What the task asks
Output every line below without omitting or altering anything.

====== Task data

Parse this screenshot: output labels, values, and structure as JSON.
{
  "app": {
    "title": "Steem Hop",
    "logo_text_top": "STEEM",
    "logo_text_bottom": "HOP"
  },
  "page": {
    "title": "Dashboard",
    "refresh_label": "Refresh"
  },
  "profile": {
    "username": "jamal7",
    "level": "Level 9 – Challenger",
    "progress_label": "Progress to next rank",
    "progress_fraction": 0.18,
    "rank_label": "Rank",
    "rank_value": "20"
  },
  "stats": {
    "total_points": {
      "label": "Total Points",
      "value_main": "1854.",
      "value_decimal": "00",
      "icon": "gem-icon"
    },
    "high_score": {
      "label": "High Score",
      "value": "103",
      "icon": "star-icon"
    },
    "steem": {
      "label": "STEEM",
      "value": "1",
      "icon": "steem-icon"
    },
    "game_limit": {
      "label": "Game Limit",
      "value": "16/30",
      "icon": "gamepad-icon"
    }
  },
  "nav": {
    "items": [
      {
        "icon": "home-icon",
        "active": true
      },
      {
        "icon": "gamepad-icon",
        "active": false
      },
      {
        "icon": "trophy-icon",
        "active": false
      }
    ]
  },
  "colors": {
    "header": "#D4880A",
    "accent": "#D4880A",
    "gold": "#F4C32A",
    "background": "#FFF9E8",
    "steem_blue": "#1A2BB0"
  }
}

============

Reply
Parse this screenshot: output labels, values, and structure as JSON.
{
  "app": {
    "title": "Steem Hop",
    "logo_text_top": "STEEM",
    "logo_text_bottom": "HOP"
  },
  "page": {
    "title": "Dashboard",
    "refresh_label": "Refresh"
  },
  "profile": {
    "username": "jamal7",
    "level": "Level 9 – Challenger",
    "progress_label": "Progress to next rank",
    "progress_fraction": 0.18,
    "rank_label": "Rank",
    "rank_value": "20"
  },
  "stats": {
    "total_points": {
      "label": "Total Points",
      "value_main": "1854.",
      "value_decimal": "00",
      "icon": "gem-icon"
    },
    "high_score": {
      "label": "High Score",
      "value": "103",
      "icon": "star-icon"
    },
    "steem": {
      "label": "STEEM",
      "value": "1",
      "icon": "steem-icon"
    },
    "game_limit": {
      "label": "Game Limit",
      "value": "16/30",
      "icon": "gamepad-icon"
    }
  },
  "nav": {
    "items": [
      {
        "icon": "home-icon",
        "active": true
      },
      {
        "icon": "gamepad-icon",
        "active": false
      },
      {
        "icon": "trophy-icon",
        "active": false
      }
    ]
  },
  "colors": {
    "header": "#D4880A",
    "accent": "#D4880A",
    "gold": "#F4C32A",
    "background": "#FFF9E8",
    "steem_blue": "#1A2BB0"
  }
}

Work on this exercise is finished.